            <span>@album.Title</span>
</a>
        </li>
    }
</ul>

Now when we run the application, we’ll see our updated home page with top selling albums and our promotional message.

Conclusion

We’ve seen that that ASP.NET MVC makes it easy to create a sophisticated website with database access, membership, AJAX, etc. pretty quickly. Hopefully this tutorial has given you the tools you need to get started building your own ASP.NET MVC applications!

Please use the Discussions at http://mvcmusicstore.codeplex.com for any questions or comments.

This article was originally created on April 21, 2011

Author Information

Jon Galloway
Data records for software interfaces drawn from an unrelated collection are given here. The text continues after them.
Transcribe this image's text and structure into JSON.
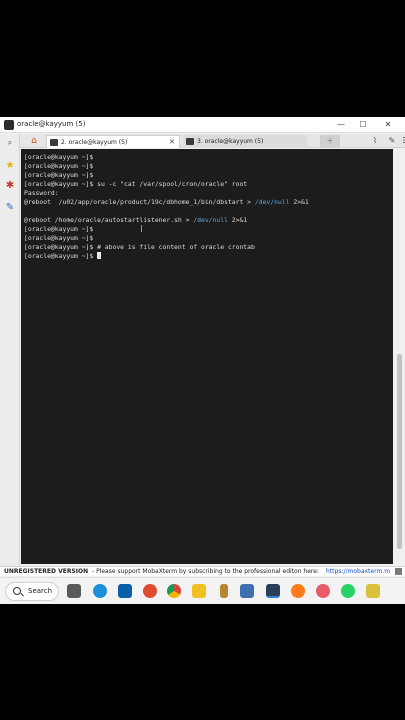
{
  "window": {
    "title": "oracle@kayyum (5)",
    "minimize_glyph": "—",
    "maximize_glyph": "☐",
    "close_glyph": "✕"
  },
  "tabs": [
    {
      "label": "2. oracle@kayyum (5)",
      "close": "✕",
      "active": true
    },
    {
      "label": "3. oracle@kayyum (5)",
      "active": false
    }
  ],
  "terminal": {
    "lines": [
      {
        "text": "[oracle@kayyum ~]$"
      },
      {
        "text": "[oracle@kayyum ~]$"
      },
      {
        "text": "[oracle@kayyum ~]$"
      },
      {
        "text": "[oracle@kayyum ~]$ su -c \"cat /var/spool/cron/oracle\" root"
      },
      {
        "text": "Password:"
      },
      {
        "pre": "@reboot  /u02/app/oracle/product/19c/dbhome_1/bin/dbstart > ",
        "highlight": "/dev/null",
        "post": " 2>&1"
      },
      {
        "text": ""
      },
      {
        "pre": "@reboot /home/oracle/autostartlistener.sh > ",
        "highlight": "/dev/null",
        "post": " 2>&1"
      },
      {
        "text": "[oracle@kayyum ~]$"
      },
      {
        "text": "[oracle@kayyum ~]$"
      },
      {
        "text": "[oracle@kayyum ~]$ # above is file content of oracle crontab"
      },
      {
        "text": "[oracle@kayyum ~]$ ",
        "cursor": true
      }
    ],
    "colors": {
      "background": "#1c1c1c",
      "text": "#dcdcdc",
      "highlight": "#5aa7e0"
    }
  },
  "statusbar": {
    "unregistered": "UNREGISTERED VERSION",
    "message": " -  Please support MobaXterm by subscribing to the professional editon here:",
    "url": "https://mobaxterm.m"
  },
  "taskbar": {
    "search_label": "Search",
    "icons": [
      "task-view-icon",
      "edge-icon",
      "store-icon",
      "app-icon",
      "chrome-icon",
      "file-explorer-icon",
      "tool-icon",
      "mobaxterm-icon",
      "firefox-icon",
      "browser-icon",
      "whatsapp-icon",
      "puzzle-icon"
    ]
  }
}
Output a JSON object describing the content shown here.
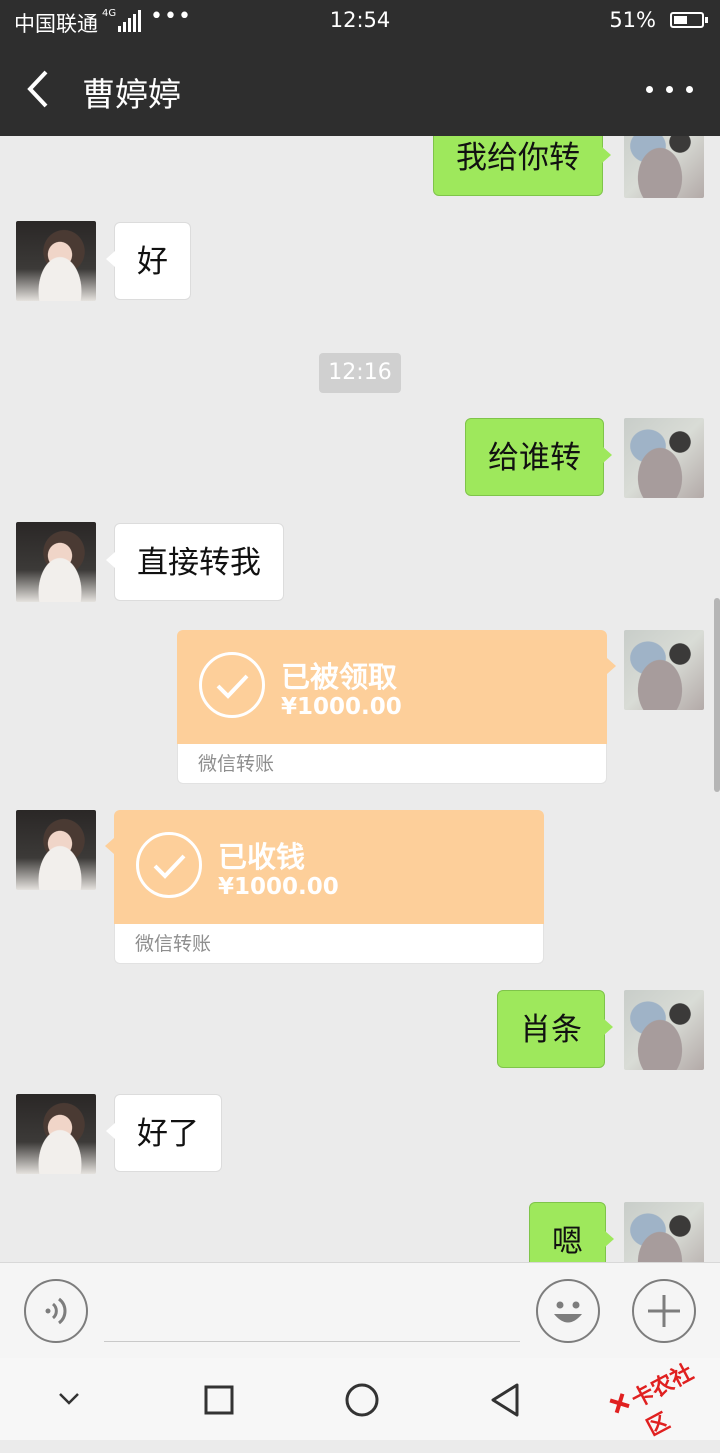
{
  "status_bar": {
    "carrier": "中国联通",
    "network": "4G",
    "time": "12:54",
    "battery_text": "51%",
    "battery_level": 0.51
  },
  "header": {
    "title": "曹婷婷",
    "back_icon": "chevron-left-icon",
    "menu_icon": "more-dots-icon"
  },
  "messages": [
    {
      "side": "out",
      "text": "我给你转"
    },
    {
      "side": "in",
      "text": "好"
    },
    {
      "type": "time",
      "text": "12:16"
    },
    {
      "side": "out",
      "text": "给谁转"
    },
    {
      "side": "in",
      "text": "直接转我"
    },
    {
      "side": "out",
      "type": "transfer",
      "status": "已被领取",
      "amount": "¥1000.00",
      "label": "微信转账"
    },
    {
      "side": "in",
      "type": "transfer",
      "status": "已收钱",
      "amount": "¥1000.00",
      "label": "微信转账"
    },
    {
      "side": "out",
      "text": "肖条"
    },
    {
      "side": "in",
      "text": "好了"
    },
    {
      "side": "out",
      "text": "嗯"
    }
  ],
  "input_bar": {
    "voice_icon": "voice-icon",
    "emoji_icon": "emoji-icon",
    "plus_icon": "plus-icon"
  },
  "nav_bar": {
    "icons": [
      "chevron-down-icon",
      "square-icon",
      "circle-icon",
      "triangle-back-icon"
    ]
  },
  "watermark": {
    "text": "卡农社区"
  },
  "colors": {
    "header_bg": "#2e2e2e",
    "chat_bg": "#ebebeb",
    "outgoing_bubble": "#9ee85c",
    "incoming_bubble": "#ffffff",
    "transfer_bg": "#fdcf9a"
  }
}
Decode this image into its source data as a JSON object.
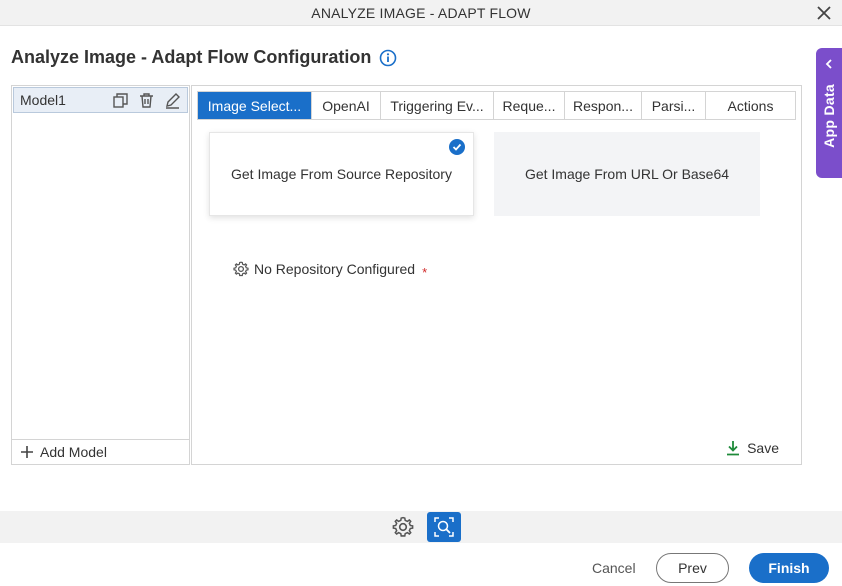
{
  "window": {
    "title": "ANALYZE IMAGE - ADAPT FLOW",
    "close_icon": "close-icon"
  },
  "page": {
    "title": "Analyze Image - Adapt Flow Configuration",
    "info_icon": "info-icon"
  },
  "app_data": {
    "label": "App Data",
    "color": "#7b4ecb"
  },
  "models": {
    "items": [
      {
        "label": "Model1"
      }
    ],
    "add_label": "Add Model"
  },
  "tabs": [
    {
      "label": "Image Select...",
      "active": true
    },
    {
      "label": "OpenAI"
    },
    {
      "label": "Triggering Ev..."
    },
    {
      "label": "Reque..."
    },
    {
      "label": "Respon..."
    },
    {
      "label": "Parsi..."
    },
    {
      "label": "Actions"
    }
  ],
  "image_source": {
    "options": [
      {
        "label": "Get Image From Source Repository",
        "selected": true
      },
      {
        "label": "Get Image From URL Or Base64",
        "selected": false
      }
    ]
  },
  "repository": {
    "label": "No Repository Configured",
    "required_mark": "*"
  },
  "save_label": "Save",
  "footer": {
    "cancel": "Cancel",
    "prev": "Prev",
    "finish": "Finish"
  },
  "colors": {
    "accent": "#1a6fc9",
    "required": "#d12a2a",
    "save_icon": "#1e8a3a"
  }
}
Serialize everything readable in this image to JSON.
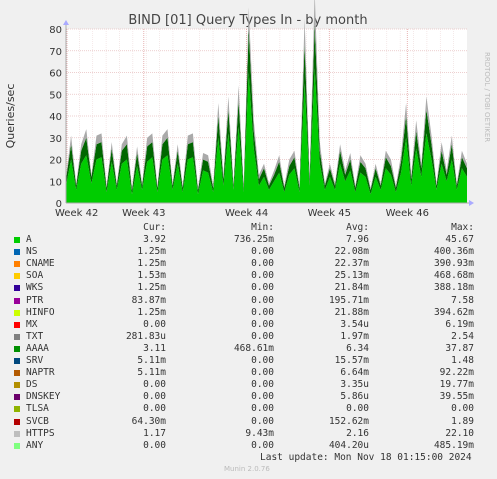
{
  "chart_data": {
    "type": "area",
    "title": "BIND [01] Query Types In - by month",
    "ylabel": "Queries/sec",
    "ylim": [
      0,
      80
    ],
    "yticks": [
      0,
      10,
      20,
      30,
      40,
      50,
      60,
      70,
      80
    ],
    "xticks": [
      "Week 42",
      "Week 43",
      "Week 44",
      "Week 45",
      "Week 46"
    ],
    "grid": true,
    "watermark": "RRDTOOL / TOBI OETIKER",
    "series": [
      {
        "name": "A",
        "color": "#00cc00",
        "values": [
          8,
          20,
          6,
          18,
          22,
          9,
          20,
          21,
          5,
          19,
          6,
          18,
          20,
          4,
          17,
          6,
          19,
          21,
          5,
          20,
          22,
          6,
          18,
          5,
          20,
          21,
          4,
          15,
          14,
          5,
          30,
          8,
          32,
          6,
          35,
          5,
          60,
          25,
          8,
          12,
          6,
          10,
          14,
          5,
          13,
          16,
          5,
          55,
          8,
          62,
          18,
          6,
          12,
          6,
          18,
          10,
          15,
          5,
          14,
          12,
          4,
          12,
          6,
          16,
          13,
          5,
          14,
          30,
          8,
          25,
          12,
          32,
          20,
          6,
          18,
          10,
          20,
          6,
          16,
          12
        ]
      },
      {
        "name": "AAAA",
        "color": "#006600",
        "values": [
          3,
          7,
          2,
          6,
          8,
          3,
          7,
          7,
          2,
          6,
          2,
          6,
          7,
          2,
          6,
          2,
          7,
          7,
          2,
          7,
          8,
          2,
          6,
          2,
          7,
          7,
          2,
          5,
          5,
          2,
          10,
          3,
          11,
          2,
          12,
          2,
          20,
          8,
          3,
          4,
          2,
          3,
          5,
          2,
          4,
          5,
          2,
          18,
          3,
          20,
          6,
          2,
          4,
          2,
          6,
          3,
          5,
          2,
          5,
          4,
          2,
          4,
          2,
          5,
          4,
          2,
          5,
          10,
          3,
          8,
          4,
          11,
          7,
          2,
          6,
          3,
          7,
          2,
          5,
          4
        ]
      },
      {
        "name": "HTTPS",
        "color": "#aaaaaa",
        "values": [
          1,
          4,
          1,
          3,
          4,
          1,
          4,
          4,
          1,
          3,
          1,
          3,
          4,
          1,
          3,
          1,
          4,
          4,
          1,
          4,
          4,
          1,
          3,
          1,
          4,
          4,
          1,
          3,
          3,
          1,
          6,
          2,
          6,
          1,
          7,
          1,
          10,
          5,
          2,
          2,
          1,
          2,
          3,
          1,
          3,
          3,
          1,
          12,
          2,
          15,
          4,
          1,
          2,
          1,
          3,
          2,
          3,
          1,
          3,
          2,
          1,
          2,
          1,
          3,
          3,
          1,
          3,
          6,
          2,
          5,
          2,
          6,
          4,
          1,
          4,
          2,
          4,
          1,
          3,
          2
        ]
      }
    ]
  },
  "legend": {
    "headers": {
      "cur": "Cur:",
      "min": "Min:",
      "avg": "Avg:",
      "max": "Max:"
    },
    "rows": [
      {
        "name": "A",
        "color": "#00cc00",
        "cur": "3.92",
        "min": "736.25m",
        "avg": "7.96",
        "max": "45.67"
      },
      {
        "name": "NS",
        "color": "#0066b3",
        "cur": "1.25m",
        "min": "0.00",
        "avg": "22.08m",
        "max": "400.36m"
      },
      {
        "name": "CNAME",
        "color": "#ff8000",
        "cur": "1.25m",
        "min": "0.00",
        "avg": "22.37m",
        "max": "390.93m"
      },
      {
        "name": "SOA",
        "color": "#ffcc00",
        "cur": "1.53m",
        "min": "0.00",
        "avg": "25.13m",
        "max": "468.68m"
      },
      {
        "name": "WKS",
        "color": "#330099",
        "cur": "1.25m",
        "min": "0.00",
        "avg": "21.84m",
        "max": "388.18m"
      },
      {
        "name": "PTR",
        "color": "#990099",
        "cur": "83.87m",
        "min": "0.00",
        "avg": "195.71m",
        "max": "7.58"
      },
      {
        "name": "HINFO",
        "color": "#ccff00",
        "cur": "1.25m",
        "min": "0.00",
        "avg": "21.88m",
        "max": "394.62m"
      },
      {
        "name": "MX",
        "color": "#ff0000",
        "cur": "0.00",
        "min": "0.00",
        "avg": "3.54u",
        "max": "6.19m"
      },
      {
        "name": "TXT",
        "color": "#808080",
        "cur": "281.83u",
        "min": "0.00",
        "avg": "1.97m",
        "max": "2.54"
      },
      {
        "name": "AAAA",
        "color": "#008f00",
        "cur": "3.11",
        "min": "468.61m",
        "avg": "6.34",
        "max": "37.87"
      },
      {
        "name": "SRV",
        "color": "#00487d",
        "cur": "5.11m",
        "min": "0.00",
        "avg": "15.57m",
        "max": "1.48"
      },
      {
        "name": "NAPTR",
        "color": "#b35a00",
        "cur": "5.11m",
        "min": "0.00",
        "avg": "6.64m",
        "max": "92.22m"
      },
      {
        "name": "DS",
        "color": "#b38f00",
        "cur": "0.00",
        "min": "0.00",
        "avg": "3.35u",
        "max": "19.77m"
      },
      {
        "name": "DNSKEY",
        "color": "#6b006b",
        "cur": "0.00",
        "min": "0.00",
        "avg": "5.86u",
        "max": "39.55m"
      },
      {
        "name": "TLSA",
        "color": "#8fb300",
        "cur": "0.00",
        "min": "0.00",
        "avg": "0.00",
        "max": "0.00"
      },
      {
        "name": "SVCB",
        "color": "#b30000",
        "cur": "64.30m",
        "min": "0.00",
        "avg": "152.62m",
        "max": "1.89"
      },
      {
        "name": "HTTPS",
        "color": "#bebebe",
        "cur": "1.17",
        "min": "9.43m",
        "avg": "2.16",
        "max": "22.10"
      },
      {
        "name": "ANY",
        "color": "#80ff80",
        "cur": "0.00",
        "min": "0.00",
        "avg": "404.20u",
        "max": "485.19m"
      }
    ]
  },
  "footer": {
    "last_update": "Last update: Mon Nov 18 01:15:00 2024",
    "generator": "Munin 2.0.76"
  }
}
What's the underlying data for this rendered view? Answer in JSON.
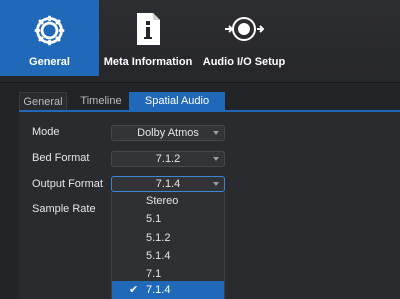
{
  "toolbar": {
    "general_label": "General",
    "meta_label": "Meta Information",
    "audio_label": "Audio I/O Setup",
    "accent": "#1f69b8"
  },
  "tabs": {
    "general": "General",
    "timeline": "Timeline",
    "spatial": "Spatial Audio"
  },
  "form": {
    "mode_label": "Mode",
    "mode_value": "Dolby Atmos",
    "bed_label": "Bed Format",
    "bed_value": "7.1.2",
    "output_label": "Output Format",
    "output_value": "7.1.4",
    "sample_label": "Sample Rate"
  },
  "dropdown": {
    "options": [
      "Stereo",
      "5.1",
      "5.1.2",
      "5.1.4",
      "7.1",
      "7.1.4"
    ],
    "selected": "7.1.4",
    "check": "✔"
  }
}
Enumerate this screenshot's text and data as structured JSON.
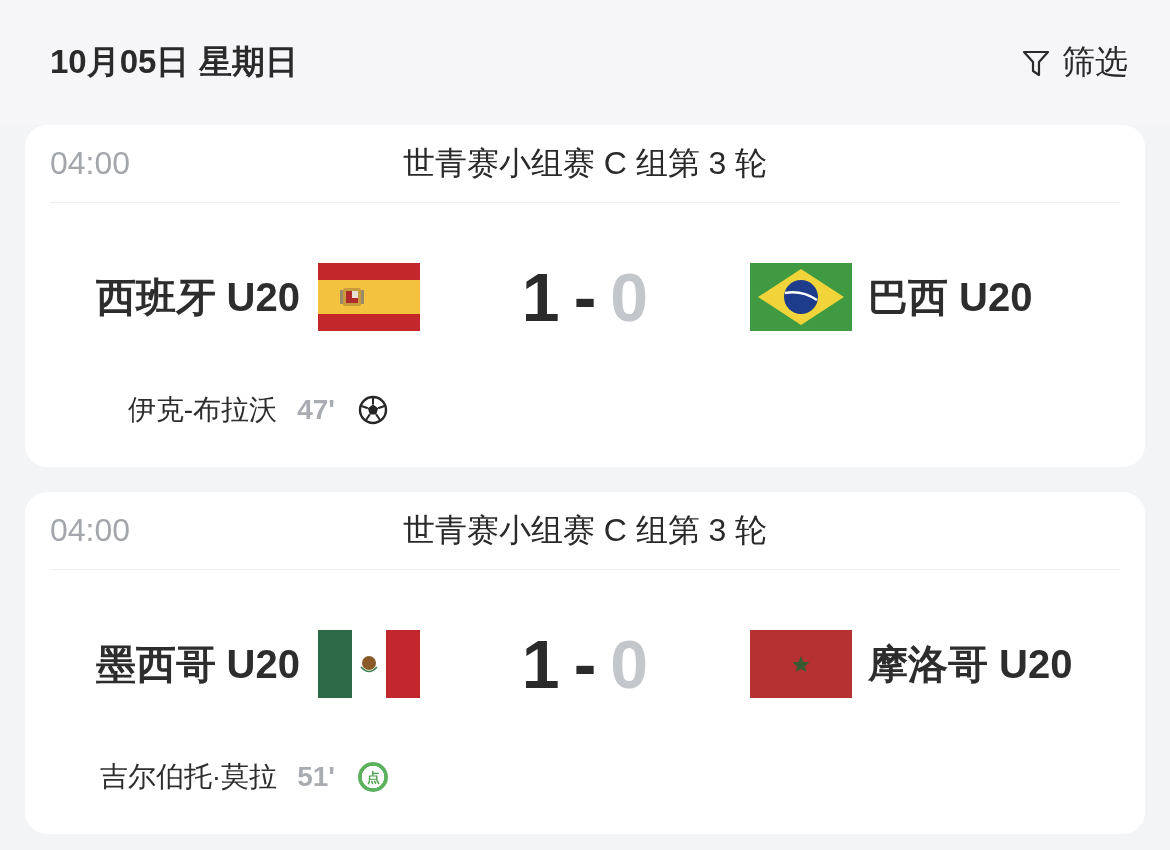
{
  "header": {
    "date": "10月05日 星期日",
    "filter": {
      "label": "筛选"
    }
  },
  "matches": [
    {
      "time": "04:00",
      "round": "世青赛小组赛 C 组第 3 轮",
      "home": {
        "name": "西班牙 U20",
        "flag": {
          "kind": "spain"
        },
        "score": "1",
        "score_highlighted": true
      },
      "separator": "-",
      "away": {
        "name": "巴西 U20",
        "flag": {
          "kind": "brazil"
        },
        "score": "0",
        "score_highlighted": false
      },
      "events": [
        {
          "player": "伊克-布拉沃",
          "minute": "47'",
          "kind": "goal"
        }
      ]
    },
    {
      "time": "04:00",
      "round": "世青赛小组赛 C 组第 3 轮",
      "home": {
        "name": "墨西哥 U20",
        "flag": {
          "kind": "mexico"
        },
        "score": "1",
        "score_highlighted": true
      },
      "separator": "-",
      "away": {
        "name": "摩洛哥 U20",
        "flag": {
          "kind": "morocco"
        },
        "score": "0",
        "score_highlighted": false
      },
      "events": [
        {
          "player": "吉尔伯托·莫拉",
          "minute": "51'",
          "kind": "penalty",
          "badge": "点"
        }
      ]
    }
  ]
}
Jon Galloway – Jon works at Microsoft as a Community Program Manager focused on ASP.NET MVC. Prior to that, he's worked in a wide range of web development shops, from scrappy startups to Fortune 500 financial companies. He was an ASP.NET and Silverlight Insider, ASP.NET MVP, published author, regular contributor to several open source .NET projects.